— Items from a data source —
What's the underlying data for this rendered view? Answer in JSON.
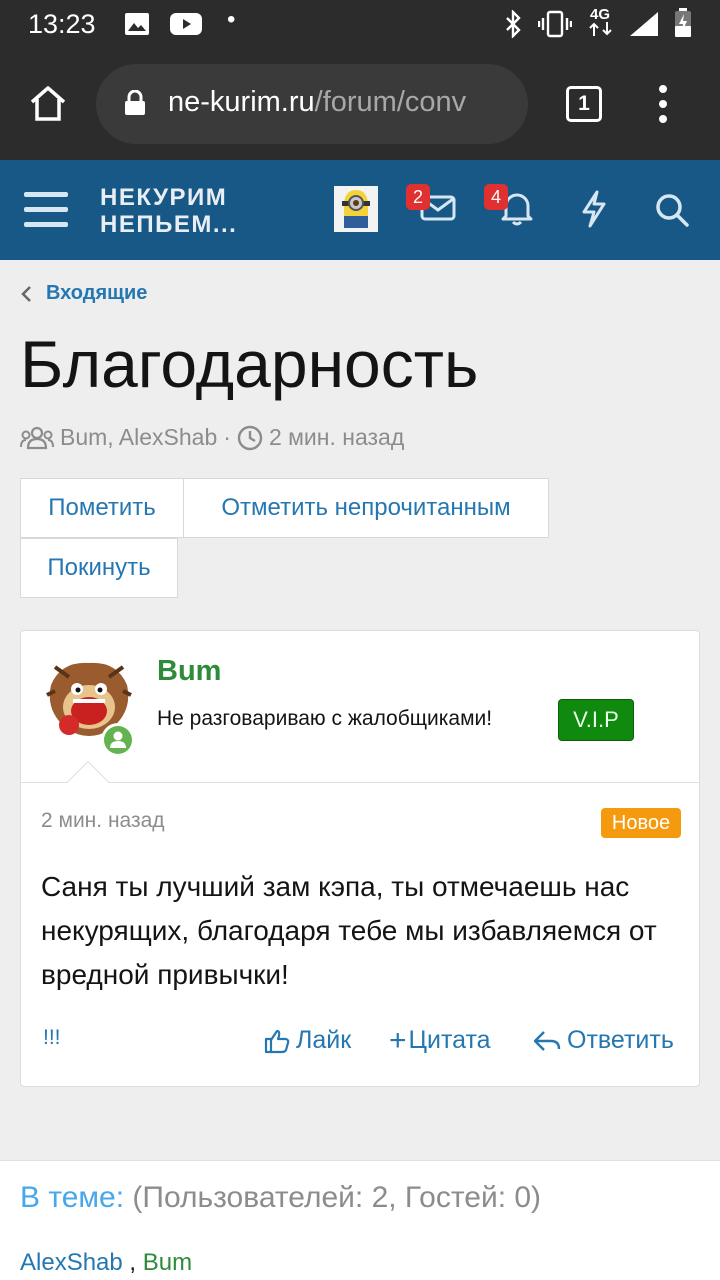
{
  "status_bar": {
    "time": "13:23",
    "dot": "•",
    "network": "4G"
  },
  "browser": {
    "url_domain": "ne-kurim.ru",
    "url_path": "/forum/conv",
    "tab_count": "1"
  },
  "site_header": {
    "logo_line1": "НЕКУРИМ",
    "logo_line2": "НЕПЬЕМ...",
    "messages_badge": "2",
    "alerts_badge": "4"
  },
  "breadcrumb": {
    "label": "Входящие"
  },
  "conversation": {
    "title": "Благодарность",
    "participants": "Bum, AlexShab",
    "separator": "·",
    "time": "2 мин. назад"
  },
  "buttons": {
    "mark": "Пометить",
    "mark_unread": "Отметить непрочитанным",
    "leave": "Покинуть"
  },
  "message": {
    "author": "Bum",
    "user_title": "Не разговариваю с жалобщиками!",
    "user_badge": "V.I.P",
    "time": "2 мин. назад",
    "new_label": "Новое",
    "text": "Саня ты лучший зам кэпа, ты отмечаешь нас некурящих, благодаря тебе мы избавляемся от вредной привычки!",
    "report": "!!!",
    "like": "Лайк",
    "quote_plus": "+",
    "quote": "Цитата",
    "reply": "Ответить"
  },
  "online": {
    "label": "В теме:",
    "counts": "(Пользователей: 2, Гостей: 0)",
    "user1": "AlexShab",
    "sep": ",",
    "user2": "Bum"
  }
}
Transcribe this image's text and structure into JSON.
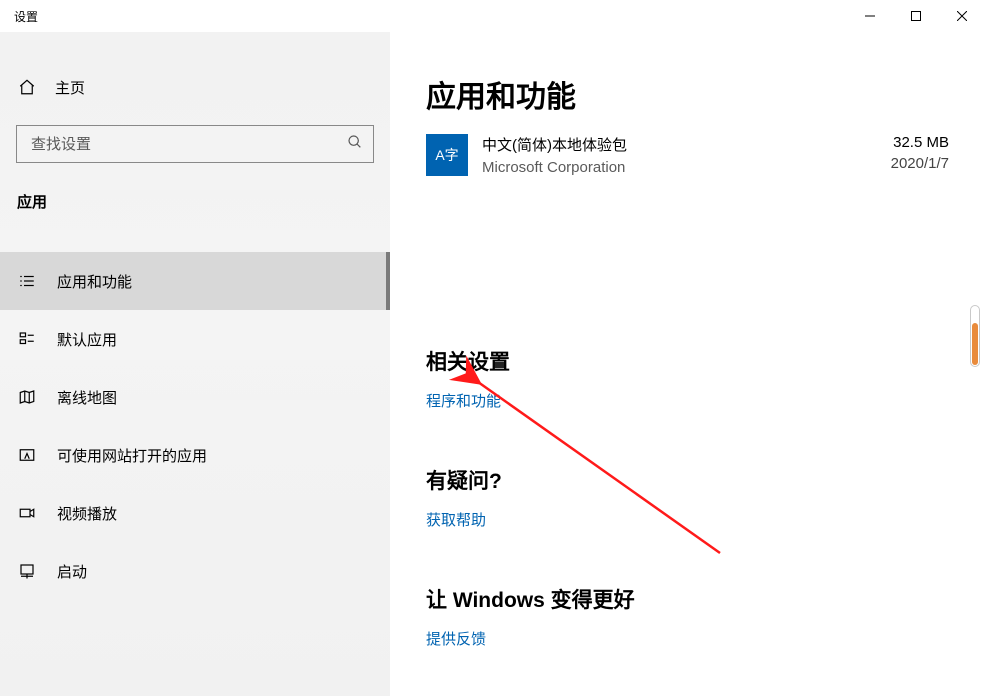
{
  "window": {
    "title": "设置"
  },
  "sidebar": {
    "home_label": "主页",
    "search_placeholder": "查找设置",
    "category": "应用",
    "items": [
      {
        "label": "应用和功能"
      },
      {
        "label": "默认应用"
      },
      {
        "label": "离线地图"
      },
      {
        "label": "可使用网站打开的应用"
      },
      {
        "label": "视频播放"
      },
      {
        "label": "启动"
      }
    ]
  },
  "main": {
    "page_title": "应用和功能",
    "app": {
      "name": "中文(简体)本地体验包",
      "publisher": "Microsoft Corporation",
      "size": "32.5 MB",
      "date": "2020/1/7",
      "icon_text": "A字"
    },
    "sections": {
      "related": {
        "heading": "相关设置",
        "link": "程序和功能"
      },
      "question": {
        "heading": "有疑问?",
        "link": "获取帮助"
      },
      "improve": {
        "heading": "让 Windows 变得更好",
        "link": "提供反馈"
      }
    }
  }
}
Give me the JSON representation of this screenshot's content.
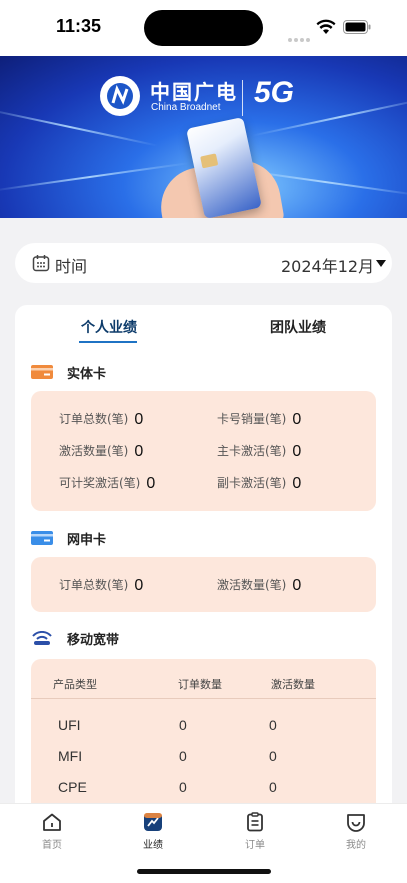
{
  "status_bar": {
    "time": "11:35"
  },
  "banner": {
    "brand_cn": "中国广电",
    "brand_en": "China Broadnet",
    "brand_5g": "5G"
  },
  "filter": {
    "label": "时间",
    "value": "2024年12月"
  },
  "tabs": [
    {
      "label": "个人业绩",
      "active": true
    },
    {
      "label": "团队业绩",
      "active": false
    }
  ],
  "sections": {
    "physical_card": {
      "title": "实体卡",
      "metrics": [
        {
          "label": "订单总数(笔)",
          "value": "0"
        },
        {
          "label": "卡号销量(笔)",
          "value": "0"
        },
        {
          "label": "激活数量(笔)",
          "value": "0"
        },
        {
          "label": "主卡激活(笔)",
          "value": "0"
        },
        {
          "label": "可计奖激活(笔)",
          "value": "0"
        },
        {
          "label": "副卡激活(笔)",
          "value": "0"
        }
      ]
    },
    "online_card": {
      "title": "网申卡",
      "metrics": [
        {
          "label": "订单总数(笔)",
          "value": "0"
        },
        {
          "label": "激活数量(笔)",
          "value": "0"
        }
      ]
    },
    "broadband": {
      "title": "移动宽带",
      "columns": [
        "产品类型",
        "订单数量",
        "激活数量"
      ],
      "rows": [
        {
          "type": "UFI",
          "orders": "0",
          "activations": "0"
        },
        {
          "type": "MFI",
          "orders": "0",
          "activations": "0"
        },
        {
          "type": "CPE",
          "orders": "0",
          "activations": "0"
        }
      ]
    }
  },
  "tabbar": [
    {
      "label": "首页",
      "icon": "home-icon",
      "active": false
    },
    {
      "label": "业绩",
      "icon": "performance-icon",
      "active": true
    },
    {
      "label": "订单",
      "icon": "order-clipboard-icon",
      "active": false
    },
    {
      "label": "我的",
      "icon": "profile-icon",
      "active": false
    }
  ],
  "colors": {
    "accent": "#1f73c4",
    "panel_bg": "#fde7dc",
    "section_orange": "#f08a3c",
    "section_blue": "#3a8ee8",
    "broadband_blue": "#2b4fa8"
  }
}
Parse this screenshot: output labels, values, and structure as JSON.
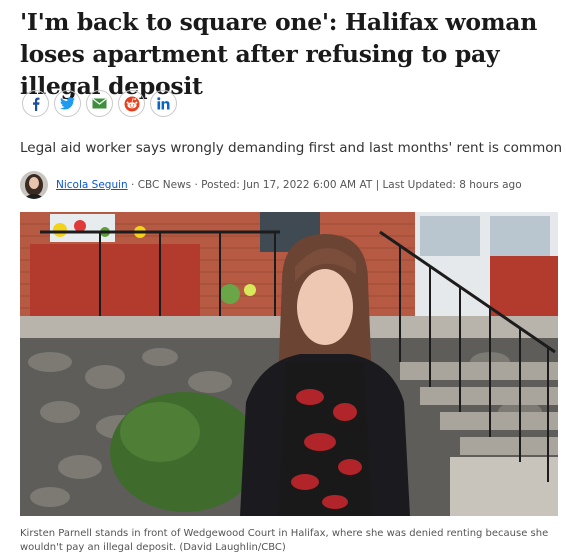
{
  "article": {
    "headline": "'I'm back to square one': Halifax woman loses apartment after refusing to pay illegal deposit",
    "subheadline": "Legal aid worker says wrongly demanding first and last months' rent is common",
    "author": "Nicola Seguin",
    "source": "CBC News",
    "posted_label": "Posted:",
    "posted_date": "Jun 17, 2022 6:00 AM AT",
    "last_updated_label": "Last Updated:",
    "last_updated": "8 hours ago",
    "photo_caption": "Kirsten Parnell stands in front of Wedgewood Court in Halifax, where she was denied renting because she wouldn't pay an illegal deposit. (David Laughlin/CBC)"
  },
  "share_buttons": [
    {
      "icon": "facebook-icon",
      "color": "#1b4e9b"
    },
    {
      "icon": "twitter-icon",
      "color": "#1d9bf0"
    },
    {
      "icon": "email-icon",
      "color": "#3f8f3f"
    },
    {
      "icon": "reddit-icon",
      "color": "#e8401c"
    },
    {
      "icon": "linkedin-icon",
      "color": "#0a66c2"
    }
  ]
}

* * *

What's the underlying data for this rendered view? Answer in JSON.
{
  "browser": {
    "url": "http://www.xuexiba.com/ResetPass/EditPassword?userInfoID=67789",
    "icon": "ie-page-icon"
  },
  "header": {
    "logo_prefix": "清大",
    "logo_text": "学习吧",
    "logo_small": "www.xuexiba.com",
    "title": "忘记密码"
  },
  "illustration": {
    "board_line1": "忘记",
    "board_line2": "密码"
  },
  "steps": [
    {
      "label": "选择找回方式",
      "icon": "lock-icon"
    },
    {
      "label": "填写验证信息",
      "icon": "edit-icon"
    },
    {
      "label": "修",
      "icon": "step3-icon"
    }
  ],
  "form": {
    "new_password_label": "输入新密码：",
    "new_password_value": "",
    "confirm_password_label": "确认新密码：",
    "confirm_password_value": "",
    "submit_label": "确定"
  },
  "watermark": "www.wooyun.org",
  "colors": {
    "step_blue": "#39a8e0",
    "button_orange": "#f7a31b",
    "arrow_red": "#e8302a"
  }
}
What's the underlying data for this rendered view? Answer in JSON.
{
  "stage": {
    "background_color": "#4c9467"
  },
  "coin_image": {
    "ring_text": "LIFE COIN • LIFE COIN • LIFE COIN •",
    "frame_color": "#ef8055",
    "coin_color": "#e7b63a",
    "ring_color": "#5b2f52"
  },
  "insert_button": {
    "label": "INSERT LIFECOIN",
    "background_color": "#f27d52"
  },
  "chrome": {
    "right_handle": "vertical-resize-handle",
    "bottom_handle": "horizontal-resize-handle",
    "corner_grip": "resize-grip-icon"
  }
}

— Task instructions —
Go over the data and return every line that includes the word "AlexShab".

— Exercise result —
    "participants": "Bum, AlexShab",
    "user1": "AlexShab",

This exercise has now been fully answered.